Lockerbie, Scotland, could be released from prison next week on
compassionate grounds, according to British television. The reports of
a release have prompted mixed reactions from families of the victims.
intelligence agent Abdelbaset Ali al-Megrahi is serving a life sentence
in a prison in Scotland. But, news reports in Britain say he could be
released as early as next week.
Megrahi is dying of prostate
cancer and his condition is reported to have worsened. Reports say his
early release could be granted on humanitarian grounds to allow him to
spend his remaining days with family back in Libya.
been no official confirmation of such a move, but Scottish Justice
Secretary Kenny MacAskill says he is considering the issue.
have made no decision," said MacAskill. "Clearly I have been listening
to representations from the Americans and from the families [of the
victims]. I now have to reflect. I am conscious I have to do so as
speedily as possible. Clearly, he is terminally ill and there are
other factors. But, I have made no decision yet."
A bomb aboard
Pan Am Flight 103 brought down the passenger jet in December 1988 over
the town of Lockerbie. All 259 people on board were killed along with
11 on the ground. Most of the victims were Americans.
Reports of Megrahi's possible release have prompted mixed reactions from family members of some of the victims.
Speaking on British television, Kathleen Flynn said Megrahi's release would not be right.
"You do not allow someone who has murdered, premeditated murder of 270 innocent people, and let him walk away," she said.
speaking for some of the British victims' families, Jim Swire, takes a
different view. "It is easy for me because I do not believe he's

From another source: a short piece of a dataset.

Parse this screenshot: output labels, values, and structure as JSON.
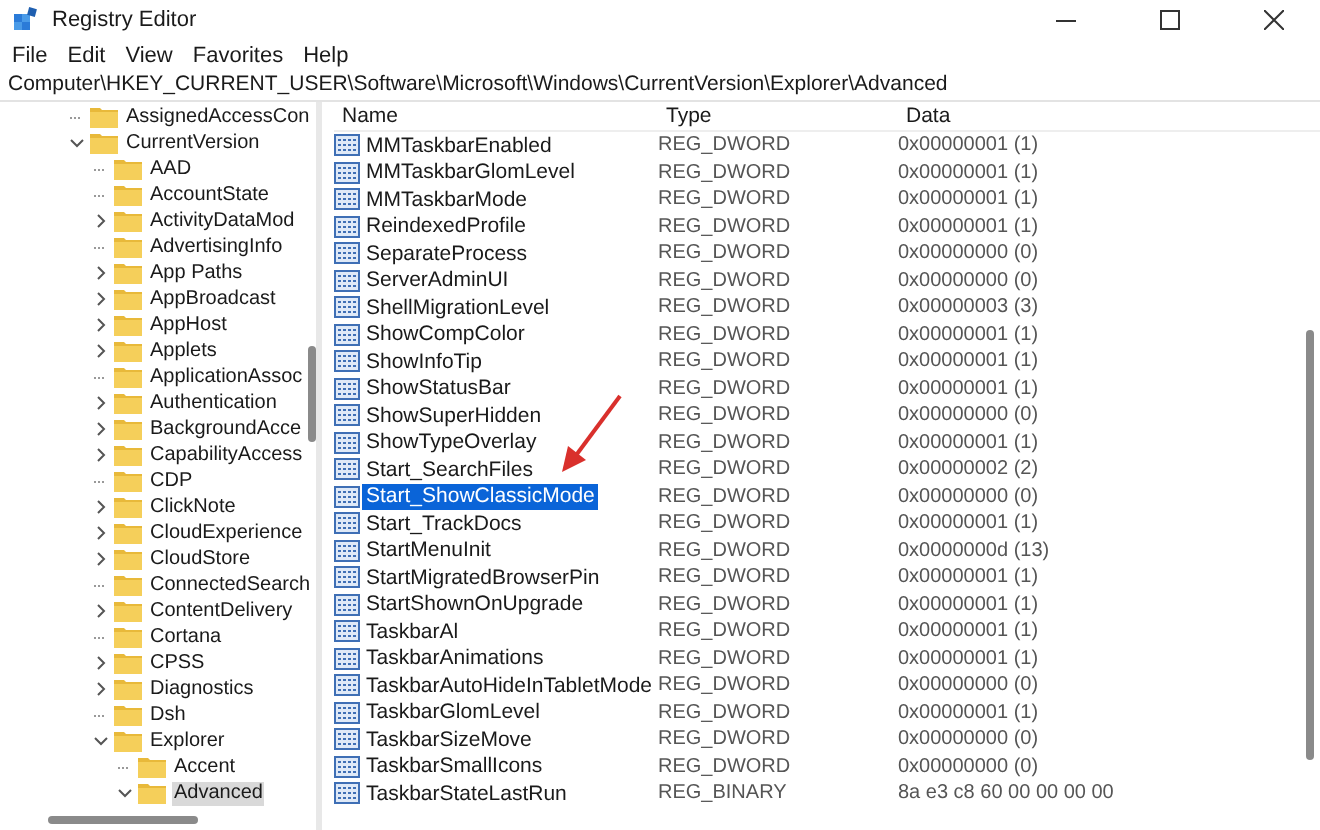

guilty. I think he should never have been found guilty," he said.
Libyans were indicted for the attack, but only Megrahi was convicted
under Scottish law at a trial in the Netherlands. Many of the families
of Britons killed in the bombing have said they do not think the
evidence against Megrahi was conclusive.
He began his prison term in 2002. He has maintained his innocence and has twice appealed his sentence.
years after his conviction, the Libyan government officially
acknowledged responsibility and agreed to pay $2.7 billion in
compensation to the victims' families. That paved the way for the
lifting of Western sanctions against Libya and normalization of